Covid will also have an impact on customers’ ability to repay loans, particularly when government support schemes are eased. I expect there will be an increase in defaults, but I don’t think it will be as high as many would have predicted last year. There is still a whole section of society that has benefited economically. They have more money in their pockets, having saved on commuting costs, lunches out and even drinks after work, and they have used that money wisely, including reducing personal borrowing.

At the same time, customers who work in the retail and hospitality sectors may struggle when the wage support mechanisms that have been in place across the UK and Europe are withdrawn. If interest rates rise as the economy takes off that could also hit our customers in the pocket.

How have you adapted as a firm to keep pace with this changing market?

From our investment teams to our servicing operations, the Group has become a great deal more sophisticated over the years. We actively encourage our people to learn new skills and to gain knowledge of new types of assets they can manage, for example. That could mean us working for third party originators to gain experience in an emerging product or sector. We have enough scale in both our asset management and servicing business to be able to invest for the long term in that way.

The Group also launched its own software business in 2019. When we first started out, the software we needed to manage all these customer accounts did not exist, so we had to build it ourselves. Having those capabilities in-house has been a huge advantage during covid. It has allowed us to be flexible and helped us achieve what we needed both in terms of executing complex data migrations and increasing operating capability.

What do you believe the future holds and what are your priorities?

At the moment, the future remains uncertain. We have some markets coming out of lockdown, while others are facing a fresh set of restrictions. I would love all our operations to return to business as normal. We can do our jobs remotely, but I think we can do them better when we’re together.

Good quality deployment, meanwhile, is a perennial priority. We operate two strategies – a non-performing loan focused Credit Opportunities strategy and the Strategic Origination and Lending Opportunities direct lending strategy I mentioned earlier. Both have strong pipelines and I believe the covid crisis will benefit both businesses but, as with all asset classes that generate attractive risk-adjusted returns, there is healthy competition in the market.

We have an advantage in the length and depth of experience we have built up in this space but there is always more that can be done in both the short and long term. We continue to look for new ways to make our loan servicing and management operations more efficient.

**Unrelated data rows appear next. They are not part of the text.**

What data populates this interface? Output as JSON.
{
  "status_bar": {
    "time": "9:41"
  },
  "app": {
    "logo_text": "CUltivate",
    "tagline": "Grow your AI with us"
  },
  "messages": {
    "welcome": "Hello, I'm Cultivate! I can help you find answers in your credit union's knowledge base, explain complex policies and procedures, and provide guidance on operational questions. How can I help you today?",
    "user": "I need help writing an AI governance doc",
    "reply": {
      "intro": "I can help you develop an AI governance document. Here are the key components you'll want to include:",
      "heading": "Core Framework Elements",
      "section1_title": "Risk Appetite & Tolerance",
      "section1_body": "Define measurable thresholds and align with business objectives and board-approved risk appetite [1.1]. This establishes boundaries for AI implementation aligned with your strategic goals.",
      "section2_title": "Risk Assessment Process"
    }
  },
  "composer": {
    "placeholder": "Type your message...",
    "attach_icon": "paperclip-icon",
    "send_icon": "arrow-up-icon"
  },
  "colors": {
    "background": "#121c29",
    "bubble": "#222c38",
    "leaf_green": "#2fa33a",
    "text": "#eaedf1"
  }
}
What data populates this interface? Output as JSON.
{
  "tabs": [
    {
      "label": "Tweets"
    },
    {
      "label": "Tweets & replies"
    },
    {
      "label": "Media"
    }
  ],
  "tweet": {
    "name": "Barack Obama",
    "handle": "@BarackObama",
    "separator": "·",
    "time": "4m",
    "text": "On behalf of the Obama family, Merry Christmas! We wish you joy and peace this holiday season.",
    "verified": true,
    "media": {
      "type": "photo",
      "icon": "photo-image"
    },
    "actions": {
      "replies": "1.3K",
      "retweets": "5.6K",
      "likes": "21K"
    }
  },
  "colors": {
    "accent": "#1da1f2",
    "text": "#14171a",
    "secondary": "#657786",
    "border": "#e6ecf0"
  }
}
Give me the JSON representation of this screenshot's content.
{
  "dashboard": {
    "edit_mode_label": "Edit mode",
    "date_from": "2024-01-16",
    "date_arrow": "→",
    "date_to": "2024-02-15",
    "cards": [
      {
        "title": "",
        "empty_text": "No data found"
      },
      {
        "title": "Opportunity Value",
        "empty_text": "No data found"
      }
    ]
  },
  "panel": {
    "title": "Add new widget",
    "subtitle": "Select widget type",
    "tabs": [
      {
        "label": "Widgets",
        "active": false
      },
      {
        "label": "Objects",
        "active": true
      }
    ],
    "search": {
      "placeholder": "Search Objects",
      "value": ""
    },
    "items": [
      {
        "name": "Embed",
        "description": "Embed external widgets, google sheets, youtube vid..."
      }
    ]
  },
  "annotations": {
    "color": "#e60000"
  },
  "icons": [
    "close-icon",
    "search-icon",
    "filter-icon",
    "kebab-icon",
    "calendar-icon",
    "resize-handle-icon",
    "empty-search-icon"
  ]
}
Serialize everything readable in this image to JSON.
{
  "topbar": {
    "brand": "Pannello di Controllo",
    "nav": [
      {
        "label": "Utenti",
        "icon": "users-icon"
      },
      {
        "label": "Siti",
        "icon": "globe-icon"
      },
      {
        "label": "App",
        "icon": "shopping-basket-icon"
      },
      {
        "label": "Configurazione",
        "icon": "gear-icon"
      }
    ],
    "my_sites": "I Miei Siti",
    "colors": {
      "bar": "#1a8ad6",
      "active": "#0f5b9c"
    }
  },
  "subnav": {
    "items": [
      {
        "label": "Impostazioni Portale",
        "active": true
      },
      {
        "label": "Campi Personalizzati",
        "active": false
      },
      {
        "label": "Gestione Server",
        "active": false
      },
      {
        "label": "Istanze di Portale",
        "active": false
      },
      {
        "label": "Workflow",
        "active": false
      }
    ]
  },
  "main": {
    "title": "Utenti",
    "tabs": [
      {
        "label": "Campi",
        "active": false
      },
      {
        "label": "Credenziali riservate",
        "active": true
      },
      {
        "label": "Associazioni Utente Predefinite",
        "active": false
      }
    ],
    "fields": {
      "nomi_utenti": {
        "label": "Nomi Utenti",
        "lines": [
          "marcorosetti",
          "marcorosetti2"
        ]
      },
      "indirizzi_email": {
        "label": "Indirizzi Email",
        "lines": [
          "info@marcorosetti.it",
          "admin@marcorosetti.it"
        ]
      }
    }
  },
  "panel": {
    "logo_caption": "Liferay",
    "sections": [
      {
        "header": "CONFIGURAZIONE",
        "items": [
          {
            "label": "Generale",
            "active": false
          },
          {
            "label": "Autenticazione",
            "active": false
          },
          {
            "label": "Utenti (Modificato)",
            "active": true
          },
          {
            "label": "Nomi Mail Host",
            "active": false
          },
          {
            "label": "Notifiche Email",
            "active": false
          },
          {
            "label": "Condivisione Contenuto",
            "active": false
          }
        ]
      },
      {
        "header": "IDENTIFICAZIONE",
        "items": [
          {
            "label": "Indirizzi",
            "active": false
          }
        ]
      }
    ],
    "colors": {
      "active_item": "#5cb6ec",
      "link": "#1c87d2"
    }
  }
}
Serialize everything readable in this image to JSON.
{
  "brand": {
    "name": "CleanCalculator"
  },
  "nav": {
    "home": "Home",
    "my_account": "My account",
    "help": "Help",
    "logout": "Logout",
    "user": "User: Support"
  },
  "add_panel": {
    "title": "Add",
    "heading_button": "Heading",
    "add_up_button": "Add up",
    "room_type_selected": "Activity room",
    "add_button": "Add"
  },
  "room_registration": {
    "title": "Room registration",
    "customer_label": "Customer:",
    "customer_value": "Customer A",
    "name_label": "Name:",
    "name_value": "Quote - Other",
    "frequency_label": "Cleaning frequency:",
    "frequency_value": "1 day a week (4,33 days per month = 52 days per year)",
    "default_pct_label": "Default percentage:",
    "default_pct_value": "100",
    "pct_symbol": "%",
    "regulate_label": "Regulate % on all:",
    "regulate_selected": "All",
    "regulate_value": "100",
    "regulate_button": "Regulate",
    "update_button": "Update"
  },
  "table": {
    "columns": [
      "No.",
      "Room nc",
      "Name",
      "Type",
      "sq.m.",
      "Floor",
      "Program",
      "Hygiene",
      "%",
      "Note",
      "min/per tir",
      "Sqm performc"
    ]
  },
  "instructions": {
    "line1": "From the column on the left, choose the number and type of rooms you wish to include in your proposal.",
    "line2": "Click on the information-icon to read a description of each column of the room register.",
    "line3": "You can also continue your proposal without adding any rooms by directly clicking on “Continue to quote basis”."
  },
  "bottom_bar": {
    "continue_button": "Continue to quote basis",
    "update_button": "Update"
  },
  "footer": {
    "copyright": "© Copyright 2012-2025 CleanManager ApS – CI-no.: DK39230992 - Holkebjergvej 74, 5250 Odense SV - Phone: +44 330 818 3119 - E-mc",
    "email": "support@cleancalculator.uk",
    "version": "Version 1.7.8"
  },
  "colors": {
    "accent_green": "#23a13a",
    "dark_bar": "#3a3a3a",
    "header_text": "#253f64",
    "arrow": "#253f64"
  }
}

We have recently opened an office in Romania to enable us to take advantage of near-shoring and to centralise some of our servicing capabilities.

At the same time, we are pursuing some exciting projects in the realm of robotics and robotic process automation, with the aim of driving even greater efficiency. As we emerge from the pandemic, we will continue to balance the needs of our investors with those of our team, ensuring everyone is safe and motivated to deliver continued success.

How gender diverse is this corner of the financial services industry?

I am not sure private debt or credit is any different from the rest of our industry, which tends to be fairly male dominated. LCM has a good level of gender diversity, although there is room for improvement in some areas. For example, our legal team is majority women while the investment team is currently a little less well represented in that respect. However, I am pleased to say that at least a third of our July new intake is female, so we are slowly improving the balance. As we are investing on a pan-European basis, we also have a multi-national team in the London office with at least 10 European languages being spoken and a variety of cultural backgrounds.

Across the wider Group, including Link Financial, we have excellent gender diversity and a growing proportion of women in senior leadership roles, with over 40 percent of management roles being taken up by women.

LCM Partners is part of the LC Financial Holdings Group which includes the Link Financial loan servicing and credit management business